Set the records down again, exactly, without their images.

-------- Material for the task --------

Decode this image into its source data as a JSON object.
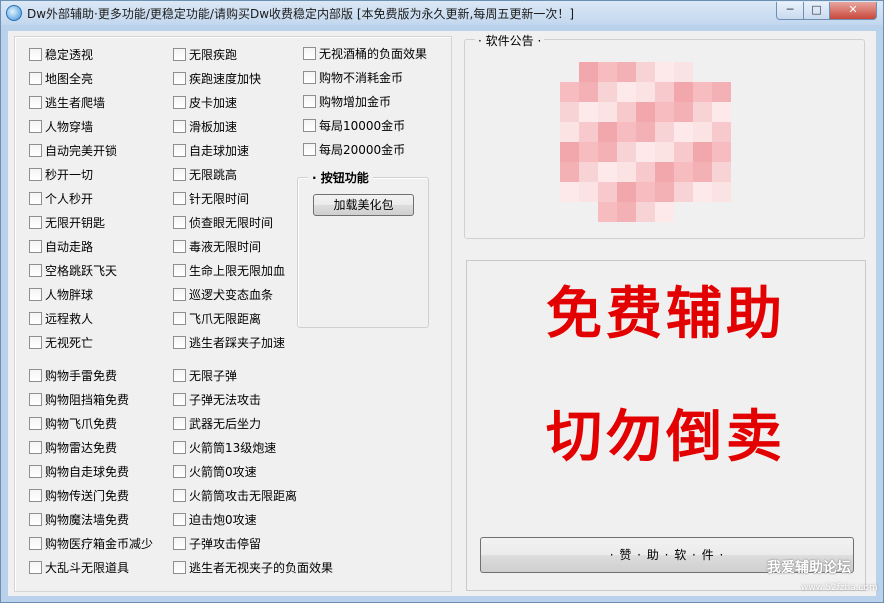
{
  "window": {
    "title": "Dw外部辅助·更多功能/更稳定功能/请购买Dw收费稳定内部版 [本免费版为永久更新,每周五更新一次！]",
    "minimize": "─",
    "maximize": "□",
    "close": "✕"
  },
  "features": {
    "col1": [
      "稳定透视",
      "地图全亮",
      "逃生者爬墙",
      "人物穿墙",
      "自动完美开锁",
      "秒开一切",
      "个人秒开",
      "无限开钥匙",
      "自动走路",
      "空格跳跃飞天",
      "人物胖球",
      "远程救人",
      "无视死亡"
    ],
    "col2": [
      "无限疾跑",
      "疾跑速度加快",
      "皮卡加速",
      "滑板加速",
      "自走球加速",
      "无限跳高",
      "针无限时间",
      "侦查眼无限时间",
      "毒液无限时间",
      "生命上限无限加血",
      "巡逻犬变态血条",
      "飞爪无限距离",
      "逃生者踩夹子加速"
    ],
    "col3": [
      "无视酒桶的负面效果",
      "购物不消耗金币",
      "购物增加金币",
      "每局10000金币",
      "每局20000金币"
    ],
    "col4": [
      "购物手雷免费",
      "购物阻挡箱免费",
      "购物飞爪免费",
      "购物雷达免费",
      "购物自走球免费",
      "购物传送门免费",
      "购物魔法墙免费",
      "购物医疗箱金币减少",
      "大乱斗无限道具"
    ],
    "col5": [
      "无限子弹",
      "子弹无法攻击",
      "武器无后坐力",
      "火箭筒13级炮速",
      "火箭筒0攻速",
      "火箭筒攻击无限距离",
      "迫击炮0攻速",
      "子弹攻击停留",
      "逃生者无视夹子的负面效果"
    ]
  },
  "button_group": {
    "title": "· 按钮功能",
    "load_skin_button": "加载美化包"
  },
  "notice": {
    "title": "· 软件公告 ·"
  },
  "promo": {
    "line1": "免费辅助",
    "line2": "切勿倒卖",
    "sponsor_button": "· 赞 · 助 · 软 · 件 ·"
  },
  "watermark": {
    "text": "我爱辅助论坛",
    "url": "www.52fzha.com"
  },
  "colors": {
    "promo_red": "#e30000",
    "window_frame": "#b9d1ea",
    "panel_bg": "#f0f0f0"
  }
}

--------

◆ Solved problem:
Decode this image into its source data as a JSON object.
{
  "window": {
    "title": "Dw外部辅助·更多功能/更稳定功能/请购买Dw收费稳定内部版 [本免费版为永久更新,每周五更新一次！]",
    "minimize": "─",
    "maximize": "□",
    "close": "✕"
  },
  "features": {
    "col1": [
      "稳定透视",
      "地图全亮",
      "逃生者爬墙",
      "人物穿墙",
      "自动完美开锁",
      "秒开一切",
      "个人秒开",
      "无限开钥匙",
      "自动走路",
      "空格跳跃飞天",
      "人物胖球",
      "远程救人",
      "无视死亡"
    ],
    "col2": [
      "无限疾跑",
      "疾跑速度加快",
      "皮卡加速",
      "滑板加速",
      "自走球加速",
      "无限跳高",
      "针无限时间",
      "侦查眼无限时间",
      "毒液无限时间",
      "生命上限无限加血",
      "巡逻犬变态血条",
      "飞爪无限距离",
      "逃生者踩夹子加速"
    ],
    "col3": [
      "无视酒桶的负面效果",
      "购物不消耗金币",
      "购物增加金币",
      "每局10000金币",
      "每局20000金币"
    ],
    "col4": [
      "购物手雷免费",
      "购物阻挡箱免费",
      "购物飞爪免费",
      "购物雷达免费",
      "购物自走球免费",
      "购物传送门免费",
      "购物魔法墙免费",
      "购物医疗箱金币减少",
      "大乱斗无限道具"
    ],
    "col5": [
      "无限子弹",
      "子弹无法攻击",
      "武器无后坐力",
      "火箭筒13级炮速",
      "火箭筒0攻速",
      "火箭筒攻击无限距离",
      "迫击炮0攻速",
      "子弹攻击停留",
      "逃生者无视夹子的负面效果"
    ]
  },
  "button_group": {
    "title": "· 按钮功能",
    "load_skin_button": "加载美化包"
  },
  "notice": {
    "title": "· 软件公告 ·"
  },
  "promo": {
    "line1": "免费辅助",
    "line2": "切勿倒卖",
    "sponsor_button": "· 赞 · 助 · 软 · 件 ·"
  },
  "watermark": {
    "text": "我爱辅助论坛",
    "url": "www.52fzha.com"
  },
  "colors": {
    "promo_red": "#e30000",
    "window_frame": "#b9d1ea",
    "panel_bg": "#f0f0f0"
  }
}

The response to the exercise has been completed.